Pivotal. A turning point. A venue for strong ideas.
These are some of the terms that college students used to describe the 2017 white nationalist rally in Charlottesville, Virginia that claimed the life of Heather Heyer, a counter-protester who died when a man drove his car into a crowd.
Some students, who used these terms during interviews I conducted for a book I’m writing about politically engaged college students, identify with the alt-right, a white nationalist movement.
The Charlottesville rally took place on Aug. 11 and Aug. 12, 2017.
Many people across the country were alarmed by the white nationalist rally, condemning President Donald Trump for failing to condemn the rally strongly enough, and commenting that there were “fine people on both sides.” But for college students who identify with the alt-right, one of the biggest regrets they have about Charlottesville is that they weren’t there.
“I wanted to go, to be there. I was still in high school, so I couldn’t,” a 19-year-old male student at a large state school in the Northeast told me. “But now, if something like that was planned? I’d be there.”
Other alt-right students told me how the rally represented a political awakening.
“Charlottesville was the first time I realized that there were other people like me, not in chat rooms and anonymous,” one 20-year-old male student at a small private school on the West Coast told me. “I knew we could change the country if we wanted.”
As a scholar who studies the Holocaust, genocide and other hard histories, I’m troubled yet intrigued by the students’ positive perspectives on a rally that began with angry, tiki-torch wielding white men marching through town giving heil salutes and chanting things such as “Jews will not replace us.”
As a result, I was drawn to learn about the circumstances that lead alt-right students to admire those actions.
Taking a closer look

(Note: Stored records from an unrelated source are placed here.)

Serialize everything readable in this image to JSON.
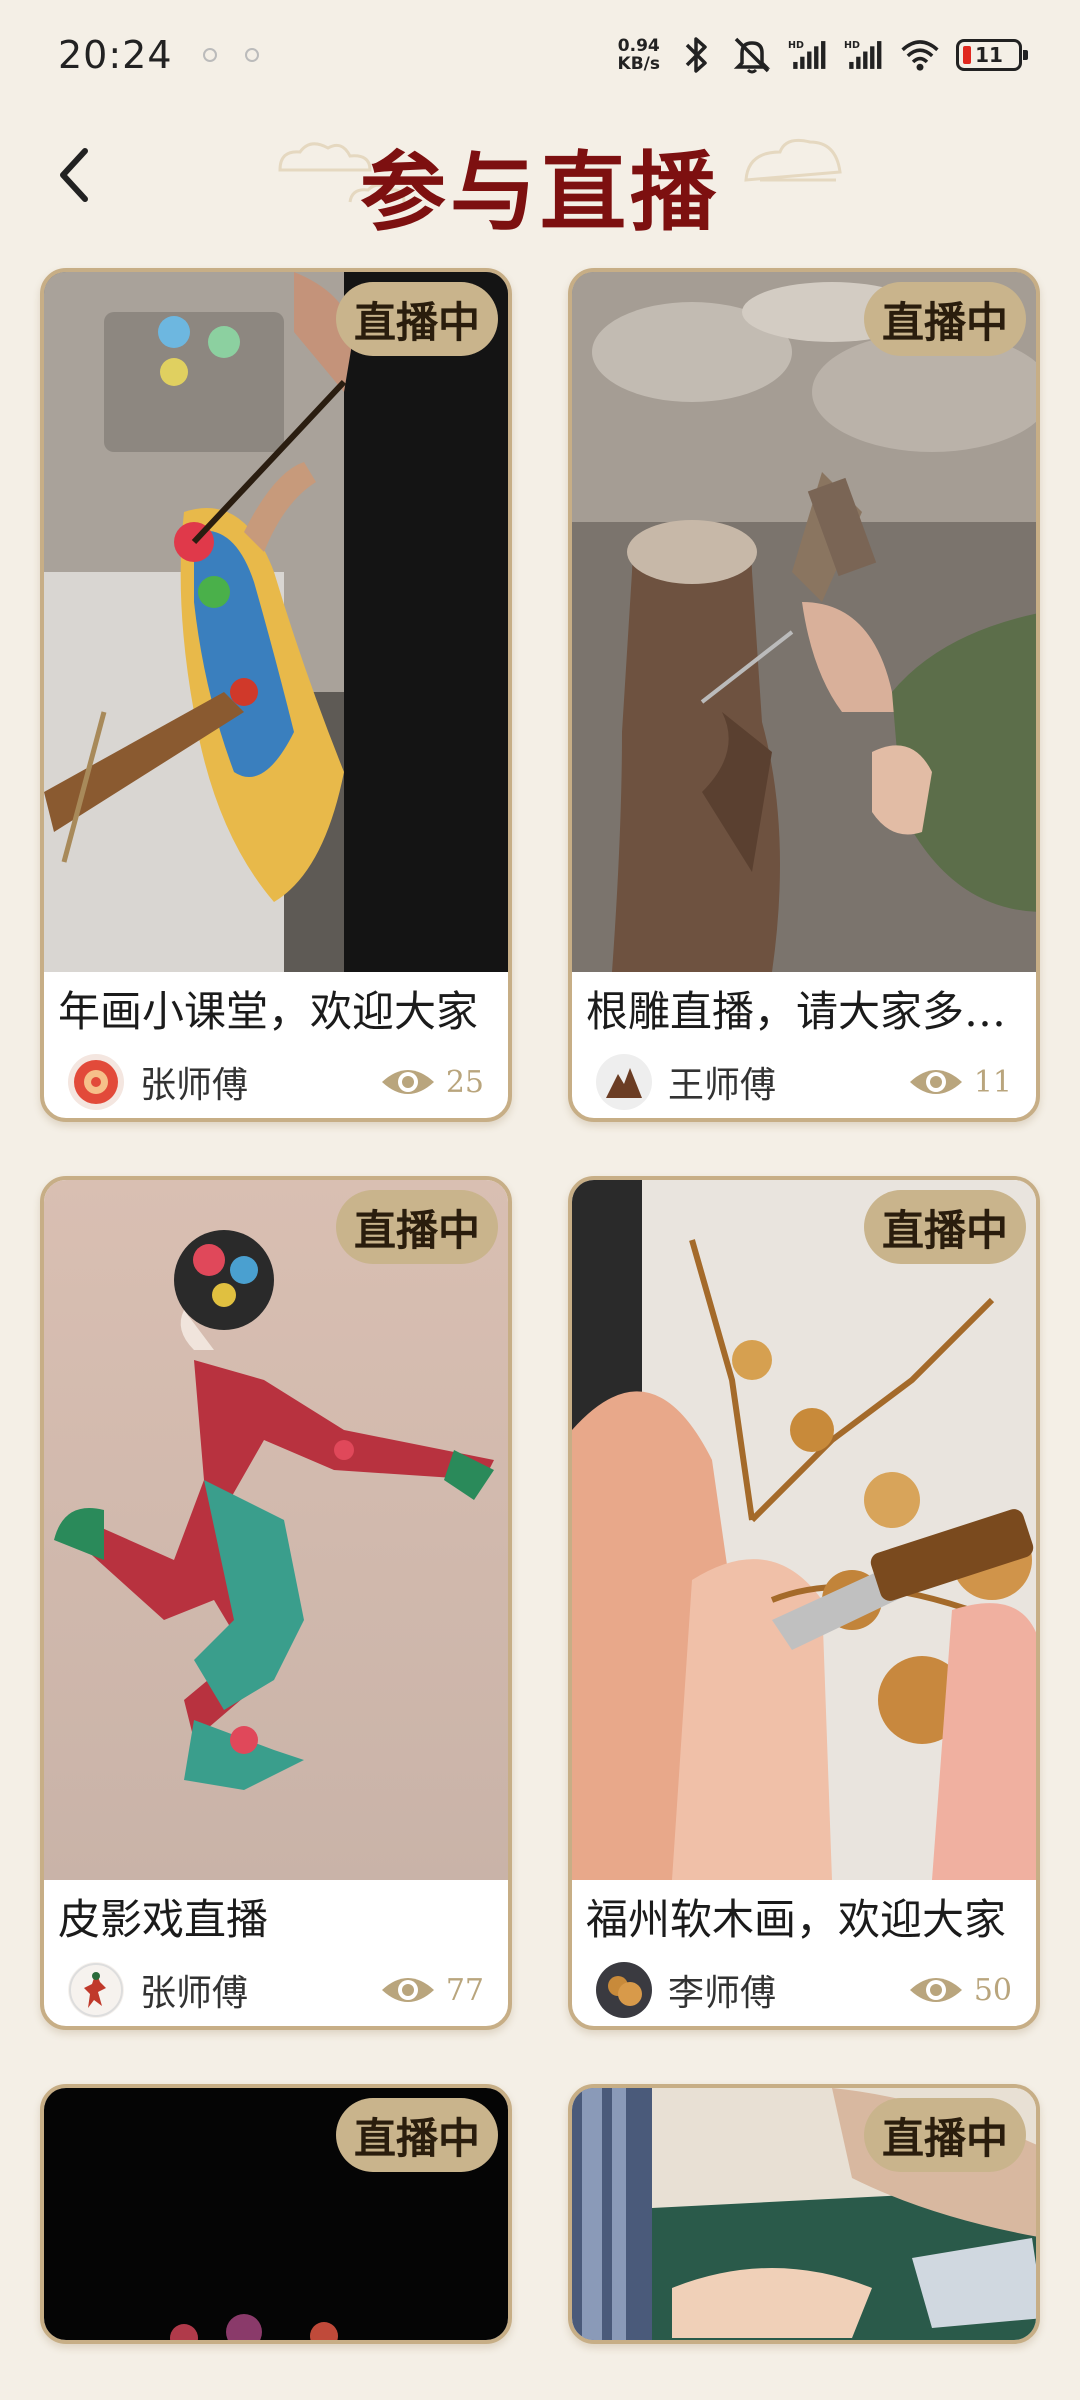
{
  "status_bar": {
    "time": "20:24",
    "net_speed_value": "0.94",
    "net_speed_unit": "KB/s",
    "battery": "11",
    "icons": [
      "bluetooth-icon",
      "mute-bell-icon",
      "signal-hd-icon",
      "signal-hd-icon",
      "wifi-icon",
      "battery-icon"
    ]
  },
  "header": {
    "title": "参与直播",
    "back_icon": "chevron-left-icon"
  },
  "cards": [
    {
      "badge": "直播中",
      "title": "年画小课堂，欢迎大家",
      "host": "张师傅",
      "views": "25",
      "image": "new-year-painting"
    },
    {
      "badge": "直播中",
      "title": "根雕直播，请大家多…",
      "host": "王师傅",
      "views": "11",
      "image": "root-carving"
    },
    {
      "badge": "直播中",
      "title": "皮影戏直播",
      "host": "张师傅",
      "views": "77",
      "image": "shadow-puppet"
    },
    {
      "badge": "直播中",
      "title": "福州软木画，欢迎大家",
      "host": "李师傅",
      "views": "50",
      "image": "cork-painting"
    },
    {
      "badge": "直播中",
      "image": "stage-performance"
    },
    {
      "badge": "直播中",
      "image": "paper-cutting"
    }
  ],
  "colors": {
    "background": "#f4efe6",
    "title": "#7d1010",
    "badge": "#c9b48c",
    "card_border": "#c7ae86",
    "views": "#b9a57d"
  }
}
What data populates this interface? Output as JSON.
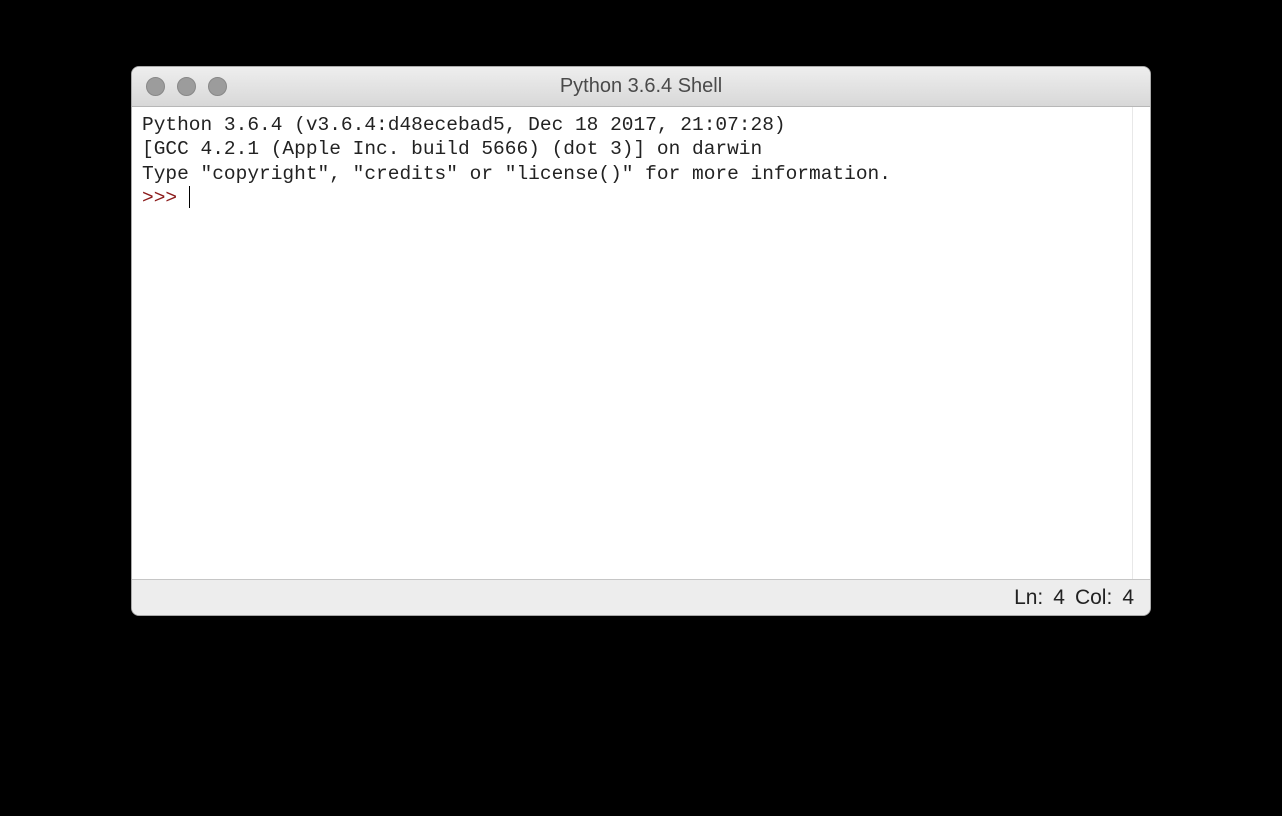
{
  "window": {
    "title": "Python 3.6.4 Shell"
  },
  "shell": {
    "line1": "Python 3.6.4 (v3.6.4:d48ecebad5, Dec 18 2017, 21:07:28) ",
    "line2": "[GCC 4.2.1 (Apple Inc. build 5666) (dot 3)] on darwin",
    "line3": "Type \"copyright\", \"credits\" or \"license()\" for more information.",
    "prompt": ">>> "
  },
  "status": {
    "line_label": "Ln: ",
    "line_value": "4",
    "col_label": "Col: ",
    "col_value": "4"
  }
}
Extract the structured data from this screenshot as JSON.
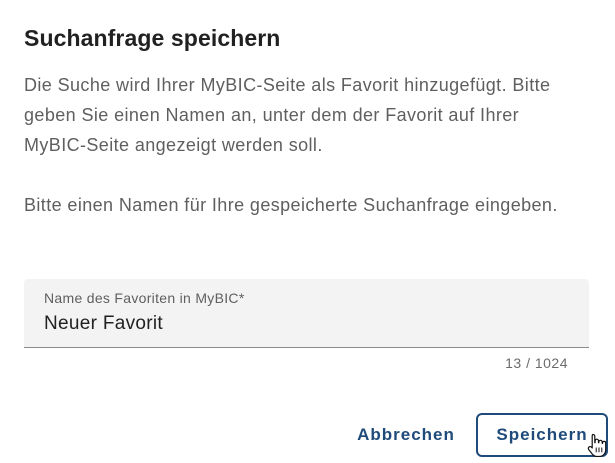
{
  "dialog": {
    "title": "Suchanfrage speichern",
    "paragraph_1": "Die Suche wird Ihrer MyBIC-Seite als Favorit hinzugefügt. Bitte geben Sie einen Namen an, unter dem der Favorit auf Ihrer MyBIC-Seite angezeigt werden soll.",
    "paragraph_2": "Bitte einen Namen für Ihre gespeicherte Suchanfrage eingeben."
  },
  "field": {
    "label": "Name des Favoriten in MyBIC*",
    "value": "Neuer Favorit",
    "counter": "13 / 1024"
  },
  "actions": {
    "cancel_label": "Abbrechen",
    "save_label": "Speichern"
  },
  "icons": {
    "cursor": "hand-pointer-icon"
  },
  "colors": {
    "accent": "#1f4b7a",
    "text_primary": "#212121",
    "text_secondary": "#5f5f5f",
    "field_background": "#f3f3f3"
  }
}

The way alt-right individuals portray themselves online contrasts to how many present in person. Online, they present as angry, anti-semitic and unwavering in their beliefs. I’ve interviewed dozens of these young men in the past several months who attend different colleges throughout the nation. As individuals, I’ve found a number of these young men to be willing to be challenged on their political thinking and engagement.
This is not meant to suggest that I believe all viewpoints are equally valid, or deserve airtime. But I do believe that we’ve stopped the discussion about divergent ideas, and need to renew it. Even if we wildly disagree with some of those ideas, even if they go against what we believe, more conversation would do us all some good.
And so I’ve begun talking to alt-right students. Thus far, all of them have been young men.
One alt-right student spoke of how he wasn’t interested in politics before Charlottesville because he thought maybe politics didn’t affect him personally. But his viewpoints changed when he saw his dad lose his manufacturing job “and things got tight.”
“I was angry a lot. I didn’t know that there were so many angry people until Trump came down the escalator,” the student told me. “He said what I was thinking, sort of.”
When the Charlottesville rally took place the student saw “people who were angry, who cared about America, who wanted to say what was on their mind.” That made him realize that “politics wasn’t just for some people.”
“I’d say it was pivotal for me. I could say what I was thinking,” the student said. “I became interested in the economy, in why things were so bad for us. And I came to agree with what I heard from Charlottesville.”
The strong political beliefs of these students are unusual. One in 10 voters in the 2020 election will be members of Gen Z, but most college students are ambivalent about political parties and even the future of democracy. While alt-right students sit outside of the mainstream, all of the students I’ve spoken with have stated that they plan to vote for Donald J. Trump – and, yes, they always use his middle initial.
Some of the students I spoke with spontaneously expressed that they regretted the violence that took place, but placed blame on the counter-protesters.
Understanding and evolving
I have also found that these students are not as entrenched in their beliefs as some may think.
For instance, one student told me he arrived on campus as “virulently anti-semitic and a Confederate apologist.” He said he was scapegoating Jews and African Americans for blocking him from his utopia, from having a job he loves, and Jews in particular for supposedly controlling the media and the money in this country.
Then he took a Civil War course and explained some of his beliefs to his professor. Rather than castigate him, his professor acknowledged his viewpoints and pointed this young man on to more credible research.
The student reconsidered his views that slavery was the “first only true way to do things, because blacks are inferior to whites.” And if he was wrong about the South and slavery, the student says he thought to himself, maybe he was wrong about other things, too. He began to investigate what he calls “the Jewish question,” and found that “the Jews were not controlling everything, probably.”
“I was starting to think violence was the answer,” the student told me. “And then I realized that maybe I had more to learn.”
This student’s experience is consistent with research that has shown how one year of college can lead students to become more appreciative of different viewpoints.
For instance, a 2017 report found that one year after starting college, 63% and 49% of students hold appreciative attitudes toward liberals and conservatives, respectively – an increase of 8 percentage points for each group.
The student who changed his extremist views demonstrates how dialogue – as uncomfortable as it may be – opens many avenues for students to change what many believe to be racist, or extremist ideas. This change can take place even among those who look back at Charlottesville with a sense of nostalgia that the rest of the nation does not share.